Despite NX Rumors, The New ‘Nintendo Switch’ Console Lacks Any Hint of VR or AR
This morning Nintendo pulled back the curtain on its long-awaited and much-talked about upcoming new video game console. Instead of waiting for a major tech or gaming conference to announce the device, such as E3, TGS, or something similar, the gaming giant instead decided to announce it on their own terms.
In the announcement, we learned that the 7th home gaming console from the Japanese powerhouse is officially called the Nintendo Switch.
As you can see in the first look video above, the console is quite unique, which is par for the course for Nintendo. The core device itself is actually an LCD screen, which slides into a dock that plugs into your TV at home. But the hook is that, as its name indicates, you can switch the device to a portable console at any time.
Two small units slide onto either side of the screen, turning it into a handheld device similar to the existing Wii U tablet.
From there, you can prop the tablet up on a table and detach the controllers again, or just use it as an entirely self-contained console in and of itself. NVIDIA is powering the unit, which is a divergence from the AMD architectures of the PS4 and Xbox One. Whether or not that will impact third-party developer support remains to be seen.
In general, the console itself appears to be a move by Nintendo to merge their lackluster home console offerings via the Wii U and the explosive popularity of their handheld Nintendo 3DS.
It’s unclear whether or not the console will support 3DS or Wii U games, but it is confirmed that Switch games will be cartridge based. The design and implementation is certainly interesting and opens up a special market within the existing console gaming scene. Stylistically it looks awfully similar to a Gamevice for tablets, combined with the premise behind NVIDIA’s Shield line.
But What About VR and AR?
You might recall we reported on some rumors about potential VR or AR support coming to the Nintendo NX (now known as the Nintendo Switch.) The console’s production and launch were reportedly delayed to include VR support. Based on the teaser trailer released today, that may not actually be the case at all, unless future features and peripherals are revealed at a later date.
Lending further credence to the rumors, a developer claimed to be working on a VR game for the NX platform, although that could have been a miscommunication of some kind. Ultimately, Nintendo has maintained a rather coy disposition with regard to the VR hype train. Nintendo of America President, Reggie Fils-Aimé doesn’t want to support VR until it “can be mainstream,” while legendary Zelda, Mario, and Donkey Kong creator, Shigeru Miyamoto, wants to wait until parents “feel at ease” with VR technology.
All this being said, it certainly seems like Nintendo could be in a position to add VR or AR functionality at a later date. Since all of the guts of the device are contained within the portable tablet controller interface, it would be relatively easy to release a lightweight HMD that plugs directly into the unit. Stick it in a backpack for tetherless VR, then just detach the controllers for control inputs. It’s a long shot, but it’s certainly not outside the realm of possibility.

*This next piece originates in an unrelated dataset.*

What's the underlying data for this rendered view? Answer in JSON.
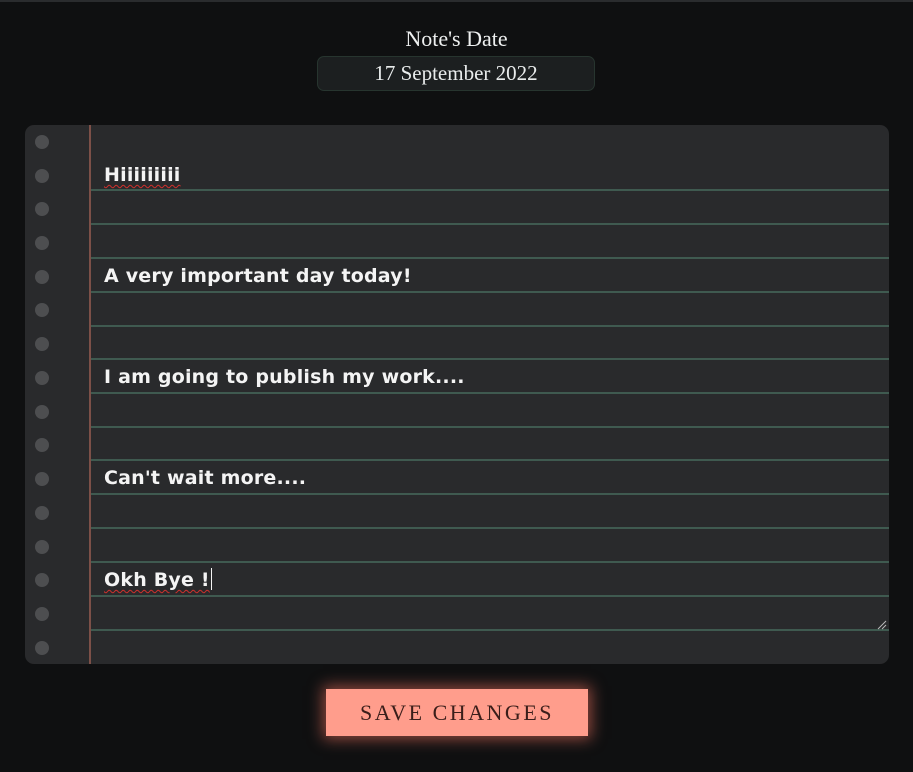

Nintendo has always been about adapting and pivoting for future trends and they have a history of building in future support into base console releases. The expansion pack and rumble pack on the N64 come to mind, as well as the online modem adapter for the Nintendo Gamecube. The portable nature of the unit lends itself to VR compatibility.
The big question at this point is just how powerful is it going to be? The teaser shows it running games like Skyrim, Zelda, and NBA 2K on the device while detached, but can it support high-quality VR experiences? My gut says no.
It would likely be on par with the Gear VR in terms of visual fidelity, but that wouldn’t be enough to give the Switch a major selling point. For example, Sony’s recently released PlayStation VR is a wired, dedicated headset that is closer to the quality found on the Rift and Vive. Whereas Nintendo’s hybrid console that can play on your TV, on the go in your hands, and in VR all in one single device would be build upon flexibility and diverse options.
Until we know more, this is all just speculation. As it stands now, the Nintendo Switch has zero hints of VR or AR support. There are certainly enough great franchises from the Big N we would pay good money to see in VR if it ever happens. I want a proper Metroid VR game so badly it hurts.
It also feels like a major missed opportunity if the Pokemon GO AR experience isn’t ported over to the tablet interface, as the portable nature would be perfect — although that begs the question of whether or not data connections are included with the Switch, or just WiFi. And we still don’t really know which games will be on the device other than those shown, how the online infrastructure works, if there is backwards compatibility, and much more.
Ultimately though, hopefully the Switch can succeed where the Wii U and PlayStation Vita failed by combining the two concepts into a single console.